(Web page and app entries)
=== Begin Enclosure ===

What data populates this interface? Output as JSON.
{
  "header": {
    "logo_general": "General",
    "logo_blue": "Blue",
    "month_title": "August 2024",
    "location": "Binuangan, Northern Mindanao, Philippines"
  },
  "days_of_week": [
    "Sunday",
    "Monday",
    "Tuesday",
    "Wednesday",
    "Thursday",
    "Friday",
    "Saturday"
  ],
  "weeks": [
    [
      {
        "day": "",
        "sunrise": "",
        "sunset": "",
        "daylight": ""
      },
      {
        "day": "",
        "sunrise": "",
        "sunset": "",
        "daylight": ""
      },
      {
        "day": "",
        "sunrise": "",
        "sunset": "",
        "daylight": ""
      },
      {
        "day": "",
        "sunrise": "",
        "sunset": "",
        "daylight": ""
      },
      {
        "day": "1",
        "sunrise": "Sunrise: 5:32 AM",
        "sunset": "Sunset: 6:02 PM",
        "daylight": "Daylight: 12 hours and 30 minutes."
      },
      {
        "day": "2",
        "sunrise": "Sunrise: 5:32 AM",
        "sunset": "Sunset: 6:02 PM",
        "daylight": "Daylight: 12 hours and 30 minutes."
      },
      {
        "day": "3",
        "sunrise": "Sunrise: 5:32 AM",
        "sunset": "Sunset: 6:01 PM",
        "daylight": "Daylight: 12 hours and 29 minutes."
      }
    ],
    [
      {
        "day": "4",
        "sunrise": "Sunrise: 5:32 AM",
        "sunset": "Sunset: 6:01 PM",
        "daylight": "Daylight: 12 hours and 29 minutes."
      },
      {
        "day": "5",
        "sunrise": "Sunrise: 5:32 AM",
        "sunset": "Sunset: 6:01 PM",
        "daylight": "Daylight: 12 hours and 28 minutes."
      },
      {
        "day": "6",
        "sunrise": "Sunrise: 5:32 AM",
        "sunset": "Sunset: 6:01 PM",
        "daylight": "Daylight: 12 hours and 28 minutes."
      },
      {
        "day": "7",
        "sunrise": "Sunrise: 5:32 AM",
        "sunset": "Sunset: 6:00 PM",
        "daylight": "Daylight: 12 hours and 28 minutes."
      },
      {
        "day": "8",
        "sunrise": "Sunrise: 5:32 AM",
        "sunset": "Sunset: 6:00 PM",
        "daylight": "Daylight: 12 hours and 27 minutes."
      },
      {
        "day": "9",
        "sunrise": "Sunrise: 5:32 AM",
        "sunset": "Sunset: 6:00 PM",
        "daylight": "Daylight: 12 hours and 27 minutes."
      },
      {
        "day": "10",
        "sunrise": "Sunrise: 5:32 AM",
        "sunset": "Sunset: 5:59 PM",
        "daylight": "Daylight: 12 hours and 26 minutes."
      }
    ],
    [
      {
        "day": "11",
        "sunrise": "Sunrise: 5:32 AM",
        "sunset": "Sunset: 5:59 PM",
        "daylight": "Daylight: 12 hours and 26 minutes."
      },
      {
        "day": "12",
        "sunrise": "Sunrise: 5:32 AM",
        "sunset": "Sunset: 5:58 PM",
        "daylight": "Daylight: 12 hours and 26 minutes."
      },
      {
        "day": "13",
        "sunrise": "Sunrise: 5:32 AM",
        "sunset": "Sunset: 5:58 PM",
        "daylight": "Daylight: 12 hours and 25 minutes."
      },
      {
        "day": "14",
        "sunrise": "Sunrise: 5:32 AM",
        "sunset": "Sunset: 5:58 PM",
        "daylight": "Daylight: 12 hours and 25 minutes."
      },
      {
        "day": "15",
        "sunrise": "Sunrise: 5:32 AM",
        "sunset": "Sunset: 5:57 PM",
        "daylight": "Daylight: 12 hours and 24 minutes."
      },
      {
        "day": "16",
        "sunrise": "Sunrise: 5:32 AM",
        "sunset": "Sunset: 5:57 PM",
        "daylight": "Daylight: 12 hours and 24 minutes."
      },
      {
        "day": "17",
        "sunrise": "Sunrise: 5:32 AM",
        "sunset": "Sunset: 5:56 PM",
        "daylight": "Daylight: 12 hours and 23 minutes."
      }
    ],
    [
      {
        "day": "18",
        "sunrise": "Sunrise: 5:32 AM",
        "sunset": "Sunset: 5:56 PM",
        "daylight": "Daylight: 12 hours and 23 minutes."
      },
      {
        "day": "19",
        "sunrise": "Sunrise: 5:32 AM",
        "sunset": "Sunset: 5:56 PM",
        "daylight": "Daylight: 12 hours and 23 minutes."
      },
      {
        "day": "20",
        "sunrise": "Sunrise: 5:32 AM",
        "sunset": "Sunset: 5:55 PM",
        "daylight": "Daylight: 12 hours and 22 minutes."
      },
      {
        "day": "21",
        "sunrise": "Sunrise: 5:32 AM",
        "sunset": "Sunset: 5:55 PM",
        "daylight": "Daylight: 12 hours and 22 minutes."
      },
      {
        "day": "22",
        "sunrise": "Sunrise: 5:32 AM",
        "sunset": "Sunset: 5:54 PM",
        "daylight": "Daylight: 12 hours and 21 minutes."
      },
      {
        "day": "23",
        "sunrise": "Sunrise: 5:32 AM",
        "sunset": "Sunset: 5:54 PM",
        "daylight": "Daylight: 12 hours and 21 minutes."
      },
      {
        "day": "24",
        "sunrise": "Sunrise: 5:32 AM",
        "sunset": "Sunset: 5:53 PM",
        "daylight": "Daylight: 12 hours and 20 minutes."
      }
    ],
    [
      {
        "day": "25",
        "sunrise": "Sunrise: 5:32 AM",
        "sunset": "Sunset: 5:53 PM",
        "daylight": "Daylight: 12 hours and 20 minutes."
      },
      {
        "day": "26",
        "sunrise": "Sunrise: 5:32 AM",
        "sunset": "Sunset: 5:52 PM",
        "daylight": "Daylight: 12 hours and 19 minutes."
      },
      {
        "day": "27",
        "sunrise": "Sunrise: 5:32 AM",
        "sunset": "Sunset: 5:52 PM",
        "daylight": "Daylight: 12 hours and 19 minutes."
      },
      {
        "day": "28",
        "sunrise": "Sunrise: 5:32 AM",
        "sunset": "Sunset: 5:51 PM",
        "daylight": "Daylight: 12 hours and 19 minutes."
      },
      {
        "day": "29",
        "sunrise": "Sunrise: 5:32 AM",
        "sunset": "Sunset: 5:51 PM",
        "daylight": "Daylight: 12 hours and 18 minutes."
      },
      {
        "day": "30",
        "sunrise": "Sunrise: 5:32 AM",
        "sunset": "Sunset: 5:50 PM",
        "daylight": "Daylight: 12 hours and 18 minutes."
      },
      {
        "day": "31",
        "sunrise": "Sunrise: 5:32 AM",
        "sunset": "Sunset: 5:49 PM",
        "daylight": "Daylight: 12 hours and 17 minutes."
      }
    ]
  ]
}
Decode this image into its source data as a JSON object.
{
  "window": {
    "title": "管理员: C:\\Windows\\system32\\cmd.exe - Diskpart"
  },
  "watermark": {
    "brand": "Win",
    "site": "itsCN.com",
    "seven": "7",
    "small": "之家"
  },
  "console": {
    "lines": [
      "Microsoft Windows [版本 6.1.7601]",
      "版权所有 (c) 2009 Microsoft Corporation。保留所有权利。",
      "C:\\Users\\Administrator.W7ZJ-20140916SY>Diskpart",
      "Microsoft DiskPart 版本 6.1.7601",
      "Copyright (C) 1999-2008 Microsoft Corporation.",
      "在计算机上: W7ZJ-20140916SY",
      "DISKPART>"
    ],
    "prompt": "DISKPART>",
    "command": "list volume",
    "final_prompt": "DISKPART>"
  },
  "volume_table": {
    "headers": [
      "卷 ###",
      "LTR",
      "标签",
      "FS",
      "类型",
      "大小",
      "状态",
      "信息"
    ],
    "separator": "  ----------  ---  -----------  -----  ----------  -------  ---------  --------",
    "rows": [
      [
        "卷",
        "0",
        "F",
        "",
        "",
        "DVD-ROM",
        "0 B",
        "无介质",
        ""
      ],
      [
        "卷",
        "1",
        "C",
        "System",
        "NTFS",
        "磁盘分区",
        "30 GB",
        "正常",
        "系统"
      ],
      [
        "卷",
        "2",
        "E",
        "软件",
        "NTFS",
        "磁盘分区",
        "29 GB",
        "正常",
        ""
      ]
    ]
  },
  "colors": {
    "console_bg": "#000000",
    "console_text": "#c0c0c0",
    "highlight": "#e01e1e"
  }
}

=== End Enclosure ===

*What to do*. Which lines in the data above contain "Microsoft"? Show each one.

*Response area*.
      "Microsoft Windows [版本 6.1.7601]",
      "版权所有 (c) 2009 Microsoft Corporation。保留所有权利。",
      "Microsoft DiskPart 版本 6.1.7601",
      "Copyright (C) 1999-2008 Microsoft Corporation.",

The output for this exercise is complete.